I was reading this question about a soft bullet thereby getting inspired to think of how to deliver a fake insect sting. I want it to leave as little bruises as possible, to resemble a sting and nothing to remain in the wound. Ideally, it would look like someone was stung by an insect. That would be the advantage to just shooting a needle.
When I drive in a car and the car decelerates, I continue flying forward, unless I wear my seatbelt. Suppose I have a very soft bullet filled with one or several needles facing in (exactly or nearly) forward direction, loosely tied to the back of the bullet. Could the needles upon impact continue moving in the direction of motion, slightly come out of the squeezed bullet and deliver a fake insect sting? The idea is that after the sting the soft bullet falls off, pulling the much lighter needle out of the wound.
Probably the terrible aerodynamics of a soft projectile would not permit long ranges. But perhaps it's enough if the tip is soft.
How thin a needle would be theoretically possible, if I had very hard materials available? Obviously only very thin needles can leave stings delicate enough to be mistaken for the doing of insects.
To provide for more inertia, the tip of the needle could be very fine, while the body could be somewhat thicker. It would still have to be light compared to the bullet. Furthermore, I suspect it would have to be fine tuned to a very narrow distance range.
Let's first not focus on tricking experts! Whether it works is the main question. Imagine a world where poisonous insects sometimes occur.
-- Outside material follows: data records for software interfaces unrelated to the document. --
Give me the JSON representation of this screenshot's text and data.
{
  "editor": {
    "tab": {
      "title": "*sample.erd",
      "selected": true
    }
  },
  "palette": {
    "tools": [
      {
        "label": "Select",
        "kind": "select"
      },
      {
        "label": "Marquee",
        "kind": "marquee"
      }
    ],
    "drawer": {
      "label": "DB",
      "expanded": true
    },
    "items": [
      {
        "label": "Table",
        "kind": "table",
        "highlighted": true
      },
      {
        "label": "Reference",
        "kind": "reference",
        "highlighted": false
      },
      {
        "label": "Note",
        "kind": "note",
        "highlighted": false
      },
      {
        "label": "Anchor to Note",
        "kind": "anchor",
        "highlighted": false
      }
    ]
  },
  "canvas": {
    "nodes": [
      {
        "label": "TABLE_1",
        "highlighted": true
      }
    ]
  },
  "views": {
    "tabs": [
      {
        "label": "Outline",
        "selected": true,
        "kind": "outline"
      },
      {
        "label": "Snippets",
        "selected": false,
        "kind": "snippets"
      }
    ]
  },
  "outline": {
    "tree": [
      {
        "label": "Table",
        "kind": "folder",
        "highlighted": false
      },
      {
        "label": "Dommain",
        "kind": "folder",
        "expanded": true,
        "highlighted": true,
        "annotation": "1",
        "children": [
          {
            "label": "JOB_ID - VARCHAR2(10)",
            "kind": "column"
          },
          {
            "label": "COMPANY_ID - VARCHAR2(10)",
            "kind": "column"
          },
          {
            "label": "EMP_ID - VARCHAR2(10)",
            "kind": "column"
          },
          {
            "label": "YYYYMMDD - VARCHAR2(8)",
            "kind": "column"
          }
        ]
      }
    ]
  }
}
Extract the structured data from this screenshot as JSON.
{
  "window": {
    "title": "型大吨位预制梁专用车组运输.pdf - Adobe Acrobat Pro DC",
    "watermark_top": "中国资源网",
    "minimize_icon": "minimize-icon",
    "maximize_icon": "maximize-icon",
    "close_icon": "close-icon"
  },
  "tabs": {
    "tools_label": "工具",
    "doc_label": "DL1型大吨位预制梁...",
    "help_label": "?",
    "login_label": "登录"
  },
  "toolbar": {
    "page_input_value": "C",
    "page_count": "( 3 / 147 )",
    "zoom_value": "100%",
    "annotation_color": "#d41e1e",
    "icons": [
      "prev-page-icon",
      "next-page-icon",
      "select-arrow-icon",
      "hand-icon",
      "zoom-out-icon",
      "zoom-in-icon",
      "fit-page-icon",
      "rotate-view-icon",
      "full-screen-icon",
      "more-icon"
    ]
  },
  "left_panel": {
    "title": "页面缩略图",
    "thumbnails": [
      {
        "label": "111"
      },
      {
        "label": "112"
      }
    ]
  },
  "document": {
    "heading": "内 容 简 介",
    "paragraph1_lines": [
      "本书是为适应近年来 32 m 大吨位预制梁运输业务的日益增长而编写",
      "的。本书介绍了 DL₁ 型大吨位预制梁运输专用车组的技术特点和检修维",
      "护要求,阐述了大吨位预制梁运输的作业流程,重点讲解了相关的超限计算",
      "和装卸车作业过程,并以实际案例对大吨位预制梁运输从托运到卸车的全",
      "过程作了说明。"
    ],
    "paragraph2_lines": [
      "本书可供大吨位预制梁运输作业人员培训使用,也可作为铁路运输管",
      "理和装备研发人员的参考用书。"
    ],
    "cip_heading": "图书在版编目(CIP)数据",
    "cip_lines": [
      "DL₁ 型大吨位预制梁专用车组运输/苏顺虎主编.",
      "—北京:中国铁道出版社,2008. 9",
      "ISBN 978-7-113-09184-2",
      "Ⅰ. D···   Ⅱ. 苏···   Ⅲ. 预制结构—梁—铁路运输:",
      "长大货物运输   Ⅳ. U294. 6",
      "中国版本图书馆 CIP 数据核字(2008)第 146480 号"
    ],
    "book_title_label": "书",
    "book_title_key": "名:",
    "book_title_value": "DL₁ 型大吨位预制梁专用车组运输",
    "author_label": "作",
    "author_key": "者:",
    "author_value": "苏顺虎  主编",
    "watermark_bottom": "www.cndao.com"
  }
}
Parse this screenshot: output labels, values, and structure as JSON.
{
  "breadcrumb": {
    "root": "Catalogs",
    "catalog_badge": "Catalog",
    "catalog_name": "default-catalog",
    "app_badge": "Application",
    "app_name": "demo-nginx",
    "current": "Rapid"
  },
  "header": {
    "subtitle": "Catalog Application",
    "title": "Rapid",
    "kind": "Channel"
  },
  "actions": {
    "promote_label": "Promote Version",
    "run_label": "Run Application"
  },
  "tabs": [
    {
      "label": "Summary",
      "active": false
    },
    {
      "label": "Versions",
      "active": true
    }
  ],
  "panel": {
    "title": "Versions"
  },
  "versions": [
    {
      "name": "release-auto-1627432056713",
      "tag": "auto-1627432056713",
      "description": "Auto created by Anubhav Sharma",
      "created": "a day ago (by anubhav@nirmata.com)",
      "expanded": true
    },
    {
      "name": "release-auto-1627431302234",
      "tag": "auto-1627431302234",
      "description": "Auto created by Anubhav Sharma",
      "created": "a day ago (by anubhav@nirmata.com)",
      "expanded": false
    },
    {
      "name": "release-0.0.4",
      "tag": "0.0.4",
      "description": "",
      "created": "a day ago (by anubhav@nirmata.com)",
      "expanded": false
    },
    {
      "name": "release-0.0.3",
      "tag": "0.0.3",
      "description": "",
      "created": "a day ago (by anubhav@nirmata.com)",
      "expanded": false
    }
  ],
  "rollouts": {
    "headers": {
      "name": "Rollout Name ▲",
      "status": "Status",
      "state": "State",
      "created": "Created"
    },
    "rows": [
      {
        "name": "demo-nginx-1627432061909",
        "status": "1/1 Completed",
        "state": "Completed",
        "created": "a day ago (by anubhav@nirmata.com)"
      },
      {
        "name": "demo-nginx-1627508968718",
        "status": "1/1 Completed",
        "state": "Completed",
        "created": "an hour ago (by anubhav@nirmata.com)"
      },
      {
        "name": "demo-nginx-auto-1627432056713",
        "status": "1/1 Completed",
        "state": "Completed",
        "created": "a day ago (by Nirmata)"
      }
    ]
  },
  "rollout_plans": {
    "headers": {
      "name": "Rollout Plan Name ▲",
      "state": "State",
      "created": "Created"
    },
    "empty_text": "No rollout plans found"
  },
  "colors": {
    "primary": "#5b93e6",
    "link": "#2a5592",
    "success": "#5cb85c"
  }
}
A man is killed using the correct venom. At worst it will take time before anyone looks at the sting with great detail.